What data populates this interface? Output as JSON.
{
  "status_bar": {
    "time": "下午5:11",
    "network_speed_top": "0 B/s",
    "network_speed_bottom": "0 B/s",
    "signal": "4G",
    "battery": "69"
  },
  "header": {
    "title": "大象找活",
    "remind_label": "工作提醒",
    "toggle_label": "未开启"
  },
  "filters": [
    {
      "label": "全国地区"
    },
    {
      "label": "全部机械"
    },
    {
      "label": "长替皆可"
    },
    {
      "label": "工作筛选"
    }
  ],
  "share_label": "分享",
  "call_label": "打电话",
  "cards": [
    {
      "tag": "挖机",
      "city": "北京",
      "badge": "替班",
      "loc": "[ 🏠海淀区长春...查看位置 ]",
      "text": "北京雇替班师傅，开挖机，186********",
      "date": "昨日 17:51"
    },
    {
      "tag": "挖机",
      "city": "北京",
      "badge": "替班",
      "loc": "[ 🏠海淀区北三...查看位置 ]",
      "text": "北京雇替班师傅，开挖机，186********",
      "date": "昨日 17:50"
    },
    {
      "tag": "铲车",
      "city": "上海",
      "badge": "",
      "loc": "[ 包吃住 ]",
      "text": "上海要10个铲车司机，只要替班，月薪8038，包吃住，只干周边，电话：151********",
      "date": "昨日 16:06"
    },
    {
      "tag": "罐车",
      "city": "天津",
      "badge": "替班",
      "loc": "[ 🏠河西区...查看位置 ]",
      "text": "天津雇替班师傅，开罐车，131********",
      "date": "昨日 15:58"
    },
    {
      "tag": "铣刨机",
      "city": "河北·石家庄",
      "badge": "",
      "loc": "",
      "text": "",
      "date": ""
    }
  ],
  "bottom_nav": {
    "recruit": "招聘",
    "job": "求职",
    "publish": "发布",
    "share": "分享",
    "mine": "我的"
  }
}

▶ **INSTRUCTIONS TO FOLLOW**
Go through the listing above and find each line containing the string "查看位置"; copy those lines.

▶ **OUTPUT FOR THIS TASK**
      "loc": "[ 🏠海淀区长春...查看位置 ]",
      "loc": "[ 🏠海淀区北三...查看位置 ]",
      "loc": "[ 🏠河西区...查看位置 ]",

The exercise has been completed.